WORK REQUIRED
Set down the entries once more, exactly as they are written.

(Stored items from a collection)
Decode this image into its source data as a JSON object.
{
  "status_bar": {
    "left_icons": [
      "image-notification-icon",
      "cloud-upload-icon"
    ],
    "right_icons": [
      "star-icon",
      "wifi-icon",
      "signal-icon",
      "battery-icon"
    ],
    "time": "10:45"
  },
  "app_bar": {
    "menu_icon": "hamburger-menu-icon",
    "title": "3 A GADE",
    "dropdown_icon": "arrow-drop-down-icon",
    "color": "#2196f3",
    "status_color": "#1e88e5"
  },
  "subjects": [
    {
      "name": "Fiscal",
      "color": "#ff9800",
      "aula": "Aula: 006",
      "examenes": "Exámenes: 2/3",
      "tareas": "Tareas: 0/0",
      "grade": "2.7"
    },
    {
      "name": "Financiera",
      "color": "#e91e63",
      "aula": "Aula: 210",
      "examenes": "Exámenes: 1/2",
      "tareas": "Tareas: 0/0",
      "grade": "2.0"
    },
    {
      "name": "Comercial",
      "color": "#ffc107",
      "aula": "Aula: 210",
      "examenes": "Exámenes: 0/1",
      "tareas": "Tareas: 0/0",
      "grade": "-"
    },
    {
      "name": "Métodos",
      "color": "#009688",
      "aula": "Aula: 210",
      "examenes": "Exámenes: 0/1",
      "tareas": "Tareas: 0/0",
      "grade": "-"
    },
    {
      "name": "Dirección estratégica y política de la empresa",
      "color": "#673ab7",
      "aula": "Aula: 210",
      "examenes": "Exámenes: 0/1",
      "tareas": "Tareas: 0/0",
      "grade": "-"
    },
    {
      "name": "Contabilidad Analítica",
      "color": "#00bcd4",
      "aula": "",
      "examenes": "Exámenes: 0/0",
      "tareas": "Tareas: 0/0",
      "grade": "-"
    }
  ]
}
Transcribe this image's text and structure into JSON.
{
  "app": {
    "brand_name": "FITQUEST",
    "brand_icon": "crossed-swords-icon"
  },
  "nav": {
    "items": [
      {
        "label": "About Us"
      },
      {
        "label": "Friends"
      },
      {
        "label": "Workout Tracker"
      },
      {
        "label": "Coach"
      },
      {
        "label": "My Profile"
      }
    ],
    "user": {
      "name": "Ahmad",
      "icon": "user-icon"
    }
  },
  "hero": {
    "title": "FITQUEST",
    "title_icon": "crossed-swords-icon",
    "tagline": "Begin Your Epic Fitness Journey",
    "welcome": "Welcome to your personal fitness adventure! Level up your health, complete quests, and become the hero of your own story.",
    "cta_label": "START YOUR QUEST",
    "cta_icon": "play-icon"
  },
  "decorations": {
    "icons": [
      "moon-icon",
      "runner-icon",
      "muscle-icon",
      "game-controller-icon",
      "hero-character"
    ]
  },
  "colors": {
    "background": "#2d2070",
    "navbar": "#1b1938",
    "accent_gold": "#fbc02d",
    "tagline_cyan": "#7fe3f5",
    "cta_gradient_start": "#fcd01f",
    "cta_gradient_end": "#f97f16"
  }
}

ANSWER SECTION
Decode this image into its source data as a JSON object.
{
  "status_bar": {
    "left_icons": [
      "image-notification-icon",
      "cloud-upload-icon"
    ],
    "right_icons": [
      "star-icon",
      "wifi-icon",
      "signal-icon",
      "battery-icon"
    ],
    "time": "10:45"
  },
  "app_bar": {
    "menu_icon": "hamburger-menu-icon",
    "title": "3 A GADE",
    "dropdown_icon": "arrow-drop-down-icon",
    "color": "#2196f3",
    "status_color": "#1e88e5"
  },
  "subjects": [
    {
      "name": "Fiscal",
      "color": "#ff9800",
      "aula": "Aula: 006",
      "examenes": "Exámenes: 2/3",
      "tareas": "Tareas: 0/0",
      "grade": "2.7"
    },
    {
      "name": "Financiera",
      "color": "#e91e63",
      "aula": "Aula: 210",
      "examenes": "Exámenes: 1/2",
      "tareas": "Tareas: 0/0",
      "grade": "2.0"
    },
    {
      "name": "Comercial",
      "color": "#ffc107",
      "aula": "Aula: 210",
      "examenes": "Exámenes: 0/1",
      "tareas": "Tareas: 0/0",
      "grade": "-"
    },
    {
      "name": "Métodos",
      "color": "#009688",
      "aula": "Aula: 210",
      "examenes": "Exámenes: 0/1",
      "tareas": "Tareas: 0/0",
      "grade": "-"
    },
    {
      "name": "Dirección estratégica y política de la empresa",
      "color": "#673ab7",
      "aula": "Aula: 210",
      "examenes": "Exámenes: 0/1",
      "tareas": "Tareas: 0/0",
      "grade": "-"
    },
    {
      "name": "Contabilidad Analítica",
      "color": "#00bcd4",
      "aula": "",
      "examenes": "Exámenes: 0/0",
      "tareas": "Tareas: 0/0",
      "grade": "-"
    }
  ]
}
Transcribe this image's text and structure into JSON.
{
  "app": {
    "brand_name": "FITQUEST",
    "brand_icon": "crossed-swords-icon"
  },
  "nav": {
    "items": [
      {
        "label": "About Us"
      },
      {
        "label": "Friends"
      },
      {
        "label": "Workout Tracker"
      },
      {
        "label": "Coach"
      },
      {
        "label": "My Profile"
      }
    ],
    "user": {
      "name": "Ahmad",
      "icon": "user-icon"
    }
  },
  "hero": {
    "title": "FITQUEST",
    "title_icon": "crossed-swords-icon",
    "tagline": "Begin Your Epic Fitness Journey",
    "welcome": "Welcome to your personal fitness adventure! Level up your health, complete quests, and become the hero of your own story.",
    "cta_label": "START YOUR QUEST",
    "cta_icon": "play-icon"
  },
  "decorations": {
    "icons": [
      "moon-icon",
      "runner-icon",
      "muscle-icon",
      "game-controller-icon",
      "hero-character"
    ]
  },
  "colors": {
    "background": "#2d2070",
    "navbar": "#1b1938",
    "accent_gold": "#fbc02d",
    "tagline_cyan": "#7fe3f5",
    "cta_gradient_start": "#fcd01f",
    "cta_gradient_end": "#f97f16"
  }
}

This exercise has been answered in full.